3. ‘You Suck’ by Christopher Moore displays the lighter side of vampires with two young teens as the main, blood-sucking characters – Jody and Tommy. Beyond learning what it means to be a vampire and avoiding an older vampire, Jody and Tommy deal with the young relationship they have, his friends worry about him and how much he’s pulled away from them, and of course, the allure of drugs, sex, greed, and more.
Moore’s writing is sarcastic and comical, allowing readers to release their stress and laugh at the follies of man/vampire. These novels are even better on audio as narrators create characters with their voices, voices that readers can identify with and know intimately.
Vampires should be this hilarious. I love serious vampire novels, particularly those where vampires are not afraid of their new state and embrace the need to feed, but Moore provides me with that and laughs.
4. ‘Phantom of the Opera’ by Gaston Leroux is the novel that Andrew Lloyd Webber based his musical upon, but this novel is far from the light-hearted, romantic drama Webber created. Leroux’s journalistic background enabled him to write about the Phantom in a style that could be seen as objective. Readers uncover the facts of the Phantom and his antics within the Paris Opera House. The stories told by the supporting characters continue to paint his darker side, and readers will become lost in the labyrinth of the underground catacombs of the opera house along with the narrator. While the basic story is the same in the Webber musical, this is a novel that I would consider a “dark and stormy night.”
If you enjoy dark novels that fill you with tension at every corner, Leroux’s work is for you. I’ve read and reread this novel, and like Pride & Prejudice I continue to enjoy sequels about these characters to see what other connoisseurs of the novel thought they could add. Although this is considered another classic novel, I think the notions of betrayal, obsession, love, and alienation are themes that every writer tackles. Unlike, the flowery descriptions of literary novels and other genres, Leroux relies on his journalistic background to provide an “objective” look at a terrifying ghost/man whose obsessions become his passion and only focus.
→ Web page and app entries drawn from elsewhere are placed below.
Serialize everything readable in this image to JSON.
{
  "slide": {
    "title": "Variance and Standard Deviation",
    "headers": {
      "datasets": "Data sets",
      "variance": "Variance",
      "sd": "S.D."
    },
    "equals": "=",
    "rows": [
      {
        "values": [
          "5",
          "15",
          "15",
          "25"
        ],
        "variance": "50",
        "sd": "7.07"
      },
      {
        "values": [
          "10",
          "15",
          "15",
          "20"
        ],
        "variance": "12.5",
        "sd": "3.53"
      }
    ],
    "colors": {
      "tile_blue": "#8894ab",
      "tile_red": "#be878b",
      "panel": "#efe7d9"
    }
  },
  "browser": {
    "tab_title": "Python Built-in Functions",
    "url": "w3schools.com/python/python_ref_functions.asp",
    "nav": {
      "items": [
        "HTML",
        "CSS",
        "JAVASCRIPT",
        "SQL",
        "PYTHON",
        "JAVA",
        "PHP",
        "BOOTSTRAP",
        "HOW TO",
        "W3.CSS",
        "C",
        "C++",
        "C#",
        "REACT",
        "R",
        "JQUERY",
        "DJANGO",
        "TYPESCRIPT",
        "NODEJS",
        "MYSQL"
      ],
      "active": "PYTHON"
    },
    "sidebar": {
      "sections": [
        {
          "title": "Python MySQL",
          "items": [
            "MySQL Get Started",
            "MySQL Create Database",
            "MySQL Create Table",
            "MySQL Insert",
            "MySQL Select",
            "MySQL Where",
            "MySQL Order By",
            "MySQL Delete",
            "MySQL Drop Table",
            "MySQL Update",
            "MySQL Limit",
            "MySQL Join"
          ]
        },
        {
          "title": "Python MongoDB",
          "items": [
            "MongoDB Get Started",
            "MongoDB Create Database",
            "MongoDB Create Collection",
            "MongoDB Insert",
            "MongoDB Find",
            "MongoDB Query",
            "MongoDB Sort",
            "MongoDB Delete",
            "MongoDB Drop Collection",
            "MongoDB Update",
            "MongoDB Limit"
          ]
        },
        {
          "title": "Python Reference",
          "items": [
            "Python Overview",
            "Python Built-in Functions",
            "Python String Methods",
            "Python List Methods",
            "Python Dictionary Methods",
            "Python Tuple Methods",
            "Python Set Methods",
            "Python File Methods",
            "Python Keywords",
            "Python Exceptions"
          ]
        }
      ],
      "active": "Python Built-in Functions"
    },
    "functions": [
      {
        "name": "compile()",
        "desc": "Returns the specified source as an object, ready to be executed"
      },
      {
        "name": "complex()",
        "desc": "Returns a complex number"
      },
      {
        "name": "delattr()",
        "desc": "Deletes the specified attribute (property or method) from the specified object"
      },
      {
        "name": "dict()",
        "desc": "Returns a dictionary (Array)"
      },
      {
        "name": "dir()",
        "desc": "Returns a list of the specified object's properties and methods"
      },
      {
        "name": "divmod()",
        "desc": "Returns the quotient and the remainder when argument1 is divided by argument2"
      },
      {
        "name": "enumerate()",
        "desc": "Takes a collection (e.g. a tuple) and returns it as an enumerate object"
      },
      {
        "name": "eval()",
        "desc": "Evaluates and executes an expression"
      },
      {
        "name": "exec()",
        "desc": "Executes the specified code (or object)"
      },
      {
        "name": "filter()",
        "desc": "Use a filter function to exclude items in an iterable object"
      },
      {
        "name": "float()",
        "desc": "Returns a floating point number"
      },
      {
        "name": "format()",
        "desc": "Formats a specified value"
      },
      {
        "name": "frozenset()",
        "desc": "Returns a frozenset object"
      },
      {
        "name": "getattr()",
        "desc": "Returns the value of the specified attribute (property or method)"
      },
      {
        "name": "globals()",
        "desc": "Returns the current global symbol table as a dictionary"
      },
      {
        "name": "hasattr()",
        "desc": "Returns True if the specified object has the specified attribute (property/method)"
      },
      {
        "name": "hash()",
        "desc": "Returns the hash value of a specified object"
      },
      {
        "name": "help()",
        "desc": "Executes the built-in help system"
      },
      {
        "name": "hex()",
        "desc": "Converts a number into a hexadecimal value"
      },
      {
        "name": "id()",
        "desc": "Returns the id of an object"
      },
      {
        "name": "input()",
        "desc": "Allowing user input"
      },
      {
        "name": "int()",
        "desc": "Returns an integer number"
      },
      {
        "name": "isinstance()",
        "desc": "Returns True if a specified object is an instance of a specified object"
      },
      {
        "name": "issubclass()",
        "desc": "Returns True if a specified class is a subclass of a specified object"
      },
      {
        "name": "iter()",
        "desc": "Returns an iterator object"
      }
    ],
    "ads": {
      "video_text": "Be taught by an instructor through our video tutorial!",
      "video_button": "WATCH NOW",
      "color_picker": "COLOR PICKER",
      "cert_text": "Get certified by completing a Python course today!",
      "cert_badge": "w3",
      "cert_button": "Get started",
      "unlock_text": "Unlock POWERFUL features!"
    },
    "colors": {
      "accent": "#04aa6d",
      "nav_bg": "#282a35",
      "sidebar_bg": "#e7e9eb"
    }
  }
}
I hope that you’ve enjoyed these selections, but there are so many more books I could mention, including Anne Rice’s The Vampire Lestat; Christopher Pike’s vampire series, which is being republished in collected volumes called Thirst; and any poetry written by Yusef Komunyakaa. I want to thank all of you for reading about these books and also thank Book Chick City for inviting me.